Egyptian villages are also notorious for high disease rates, especially Hepatitis C, renal failure, cancer and respiratory diseases. One of the main causes is pollution, especially in canals and ditches. These vital waterways have become contaminated with dead animals and poultry, household waste, empty insecticide canisters and other pollutants, Dr Amer says. “They have become a major source of disease. Both the villagers and the State are to blame for this. The very low environmental awareness of the villagers leads them to dump their waste in waterways or incinerate them, causing both water and air pollution. On the other hand, the local authorities offer them no other environment friendly alternative for waste disposal.”
Even though livestock rearing in the countryside is on a considerable scale and can achieve self-sufficiency for Egypt in meat production, according to Dr Amer, occasional outbreaks of livestock epidemics cause the depletion of the cattle population. “We must establish a cattle insurance fund that would enforce compulsory livestock vaccination. The budget of the authorityconcerned is a mere EGP29 million, whereas the compulsory vaccination of all livestock would cost EGP101 million. As a solution, either the Ministry of Finance should pay for the difference or impose an annual fee of EGP70 per head on farms,” he says.

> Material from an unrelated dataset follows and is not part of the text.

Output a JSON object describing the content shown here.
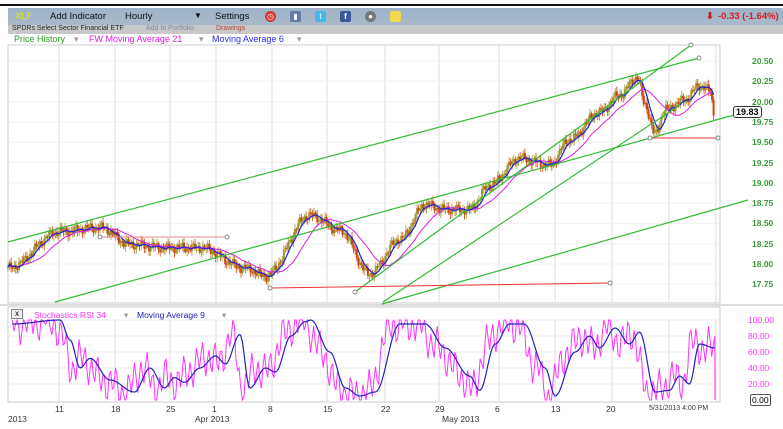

Nader Nour Eddin, professor of land at Cairo University, agrees with Dr Amer that Egypt needs to establish a strategy to restore agriculture as a profit-making activity.
“This can be achieved by providing farmers with high productivity seeds and fertilisers at convenient prices and changing the government policy of selling agricultural produce on the market at low prices,” Dr Nour Eddin says. He calls for the modernisation of agriculture through the introduction of machinery to all agricultural phases from sowing to harvest to overcome the huge shortage in the agricultural labour force and increase in their wages.
Dr Nour Eddin also recommends measures to increase the feddan’s productivity in old agricultural land (6.8 million feddans) which would result in a good yield at no additional cost to the State budget. “The State must opt for vertical expansion, by breeding new seed chains characterised by high productivity and heat tolerance to adapt to climate change. The State must also expand in agro industries to absorb the labour force and help overcome poverty in the countryside, which has reached alarming levels,” he says. “To achieve all this, the funds allocated for agriculture in the State budget must be increased.”
The end result: Agriculture has now become a ‘repulsive’ activity, even for seasoned farmers.
Dr Amer believes that the reason is the generations-old failure of State agricultural policies in making small farmers—the great majority—their focus of interest. Agriculture has become completely unprofitable for small farmers, especially with the increase in the cost of agricultural production without a matching increase in the sale price of agricultural produce. Even if prices are increased, the main beneficiaries from such increases are the wholesalers and brokers because of the lack of agricultural cooperatives which have long been a source of security for the Egyptian farmer.
“Because of the failed agricultural policies, farmers now face imprisonment owing to accumulated debt, or starve their families because of the low income they receive from agricultural products. This makes it easy for a farmer to move to a job that secures a decent income or sell his land and invest the money in an income-generating project.”
The misconception that Egypt’s industrial economies are better than its agricultural economies must change, Dr Amer insists. The Netherlands is a good example of a country relying primarily on agriculture whose economy is stronger than many industrial nations. Interestingly, www.economist.com says that the value of the Netherlands’s agricultural exports is second only to America, a country 200 times the size of the Netherlands.
22 September 2015